Copy each line of the entries below that contains the string "companies".

-------- Supplied data --------

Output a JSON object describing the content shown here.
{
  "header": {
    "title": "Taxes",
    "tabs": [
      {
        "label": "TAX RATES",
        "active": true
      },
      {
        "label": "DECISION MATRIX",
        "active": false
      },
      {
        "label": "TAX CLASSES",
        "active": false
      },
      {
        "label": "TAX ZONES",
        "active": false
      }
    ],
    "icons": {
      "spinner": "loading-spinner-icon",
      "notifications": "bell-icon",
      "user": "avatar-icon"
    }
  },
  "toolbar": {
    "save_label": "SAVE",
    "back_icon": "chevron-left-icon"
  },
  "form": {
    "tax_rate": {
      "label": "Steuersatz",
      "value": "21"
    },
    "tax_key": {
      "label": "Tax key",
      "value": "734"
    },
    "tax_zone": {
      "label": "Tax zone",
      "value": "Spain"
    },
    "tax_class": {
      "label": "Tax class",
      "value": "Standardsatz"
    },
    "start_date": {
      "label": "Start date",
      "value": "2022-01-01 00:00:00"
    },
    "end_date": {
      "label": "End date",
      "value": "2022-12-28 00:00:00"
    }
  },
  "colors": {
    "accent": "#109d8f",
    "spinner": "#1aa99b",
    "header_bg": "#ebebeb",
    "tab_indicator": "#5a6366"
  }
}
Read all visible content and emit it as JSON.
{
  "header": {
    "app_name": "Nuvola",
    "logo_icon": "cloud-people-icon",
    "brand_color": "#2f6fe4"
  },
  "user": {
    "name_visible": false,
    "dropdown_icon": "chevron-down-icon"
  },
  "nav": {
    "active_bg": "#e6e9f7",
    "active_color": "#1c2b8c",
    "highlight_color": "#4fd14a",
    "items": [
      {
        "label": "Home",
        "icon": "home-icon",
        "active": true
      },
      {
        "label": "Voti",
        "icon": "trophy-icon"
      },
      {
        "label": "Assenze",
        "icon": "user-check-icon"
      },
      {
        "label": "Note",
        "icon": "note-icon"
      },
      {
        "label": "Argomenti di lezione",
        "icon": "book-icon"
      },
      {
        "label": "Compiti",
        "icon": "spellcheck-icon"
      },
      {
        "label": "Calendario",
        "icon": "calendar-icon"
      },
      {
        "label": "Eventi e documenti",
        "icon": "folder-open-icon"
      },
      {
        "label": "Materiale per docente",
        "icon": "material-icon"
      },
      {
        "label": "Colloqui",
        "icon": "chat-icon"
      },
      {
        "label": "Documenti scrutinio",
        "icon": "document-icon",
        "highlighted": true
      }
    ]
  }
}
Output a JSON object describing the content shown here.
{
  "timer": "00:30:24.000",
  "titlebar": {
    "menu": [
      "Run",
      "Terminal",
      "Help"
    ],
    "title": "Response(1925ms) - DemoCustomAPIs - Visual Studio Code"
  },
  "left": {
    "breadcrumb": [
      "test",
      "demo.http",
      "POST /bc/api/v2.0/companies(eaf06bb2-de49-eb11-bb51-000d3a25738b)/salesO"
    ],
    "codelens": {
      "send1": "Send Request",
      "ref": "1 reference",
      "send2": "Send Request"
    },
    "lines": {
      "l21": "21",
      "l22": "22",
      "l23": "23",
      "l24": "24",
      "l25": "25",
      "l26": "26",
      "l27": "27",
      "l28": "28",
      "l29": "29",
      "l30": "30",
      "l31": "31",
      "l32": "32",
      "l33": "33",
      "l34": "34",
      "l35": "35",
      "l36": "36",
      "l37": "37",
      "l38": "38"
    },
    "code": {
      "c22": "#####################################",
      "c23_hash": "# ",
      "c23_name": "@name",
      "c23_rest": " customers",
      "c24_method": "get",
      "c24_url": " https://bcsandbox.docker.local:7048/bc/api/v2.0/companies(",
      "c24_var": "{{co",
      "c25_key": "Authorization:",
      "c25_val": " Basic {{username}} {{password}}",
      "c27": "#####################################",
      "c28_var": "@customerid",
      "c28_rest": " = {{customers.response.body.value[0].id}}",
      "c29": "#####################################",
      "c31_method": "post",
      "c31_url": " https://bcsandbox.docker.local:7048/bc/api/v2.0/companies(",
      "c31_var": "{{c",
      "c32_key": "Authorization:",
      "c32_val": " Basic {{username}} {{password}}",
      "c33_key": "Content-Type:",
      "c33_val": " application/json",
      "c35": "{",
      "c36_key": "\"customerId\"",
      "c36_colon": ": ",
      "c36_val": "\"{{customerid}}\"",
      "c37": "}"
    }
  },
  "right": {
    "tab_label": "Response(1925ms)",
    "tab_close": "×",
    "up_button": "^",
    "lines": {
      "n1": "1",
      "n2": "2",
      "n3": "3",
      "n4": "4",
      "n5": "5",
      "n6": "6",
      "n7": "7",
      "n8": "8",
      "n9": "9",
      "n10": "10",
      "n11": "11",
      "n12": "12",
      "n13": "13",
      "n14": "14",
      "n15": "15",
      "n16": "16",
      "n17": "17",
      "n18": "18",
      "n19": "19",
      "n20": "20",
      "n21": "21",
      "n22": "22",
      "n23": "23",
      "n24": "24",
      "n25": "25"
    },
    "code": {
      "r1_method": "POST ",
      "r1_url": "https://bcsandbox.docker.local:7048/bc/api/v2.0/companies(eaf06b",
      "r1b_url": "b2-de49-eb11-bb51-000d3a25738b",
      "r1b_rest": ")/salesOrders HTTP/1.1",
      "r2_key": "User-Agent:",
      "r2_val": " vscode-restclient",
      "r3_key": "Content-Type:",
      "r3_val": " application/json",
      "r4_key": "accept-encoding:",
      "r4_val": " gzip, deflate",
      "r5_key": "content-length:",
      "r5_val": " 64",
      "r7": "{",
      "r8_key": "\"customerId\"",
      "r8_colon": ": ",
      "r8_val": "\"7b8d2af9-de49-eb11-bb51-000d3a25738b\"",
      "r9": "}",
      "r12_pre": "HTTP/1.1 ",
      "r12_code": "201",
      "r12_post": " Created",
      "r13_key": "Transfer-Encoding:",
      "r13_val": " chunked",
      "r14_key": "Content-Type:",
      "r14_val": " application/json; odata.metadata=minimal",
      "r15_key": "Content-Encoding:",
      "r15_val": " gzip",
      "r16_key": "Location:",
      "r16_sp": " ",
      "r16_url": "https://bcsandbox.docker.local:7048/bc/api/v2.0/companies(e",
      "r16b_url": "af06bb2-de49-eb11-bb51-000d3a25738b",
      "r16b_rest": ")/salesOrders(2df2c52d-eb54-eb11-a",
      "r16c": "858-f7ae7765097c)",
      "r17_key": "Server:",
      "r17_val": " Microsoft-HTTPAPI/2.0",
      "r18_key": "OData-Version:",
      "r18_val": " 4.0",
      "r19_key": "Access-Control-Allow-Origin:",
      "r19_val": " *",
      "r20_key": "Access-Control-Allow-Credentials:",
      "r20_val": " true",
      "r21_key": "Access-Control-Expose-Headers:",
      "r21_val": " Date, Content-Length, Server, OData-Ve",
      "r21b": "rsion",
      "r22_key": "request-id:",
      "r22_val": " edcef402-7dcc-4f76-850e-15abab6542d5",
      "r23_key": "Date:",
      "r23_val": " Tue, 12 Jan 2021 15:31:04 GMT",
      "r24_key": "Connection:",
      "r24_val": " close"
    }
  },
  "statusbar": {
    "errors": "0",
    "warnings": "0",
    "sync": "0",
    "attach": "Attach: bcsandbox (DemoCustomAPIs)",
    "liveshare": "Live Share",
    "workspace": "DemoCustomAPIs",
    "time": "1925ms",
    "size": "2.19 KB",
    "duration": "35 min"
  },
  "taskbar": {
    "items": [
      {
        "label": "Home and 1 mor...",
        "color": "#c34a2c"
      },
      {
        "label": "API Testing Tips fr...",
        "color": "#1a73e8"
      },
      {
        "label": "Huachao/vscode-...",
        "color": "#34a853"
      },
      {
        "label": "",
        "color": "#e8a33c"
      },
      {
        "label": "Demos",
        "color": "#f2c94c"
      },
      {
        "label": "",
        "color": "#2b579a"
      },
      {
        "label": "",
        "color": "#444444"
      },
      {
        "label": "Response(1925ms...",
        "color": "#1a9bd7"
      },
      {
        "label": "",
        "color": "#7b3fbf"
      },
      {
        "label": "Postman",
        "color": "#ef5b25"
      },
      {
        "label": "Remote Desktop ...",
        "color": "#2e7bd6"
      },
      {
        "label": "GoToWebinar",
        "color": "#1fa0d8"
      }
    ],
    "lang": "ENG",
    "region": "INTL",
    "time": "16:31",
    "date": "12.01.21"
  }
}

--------

> [Solution to this problem]:
      "POST /bc/api/v2.0/companies(eaf06bb2-de49-eb11-bb51-000d3a25738b)/salesO"
      "c24_url": " https://bcsandbox.docker.local:7048/bc/api/v2.0/companies(",
      "c31_url": " https://bcsandbox.docker.local:7048/bc/api/v2.0/companies(",
      "r1_url": "https://bcsandbox.docker.local:7048/bc/api/v2.0/companies(eaf06b",
      "r16_url": "https://bcsandbox.docker.local:7048/bc/api/v2.0/companies(e",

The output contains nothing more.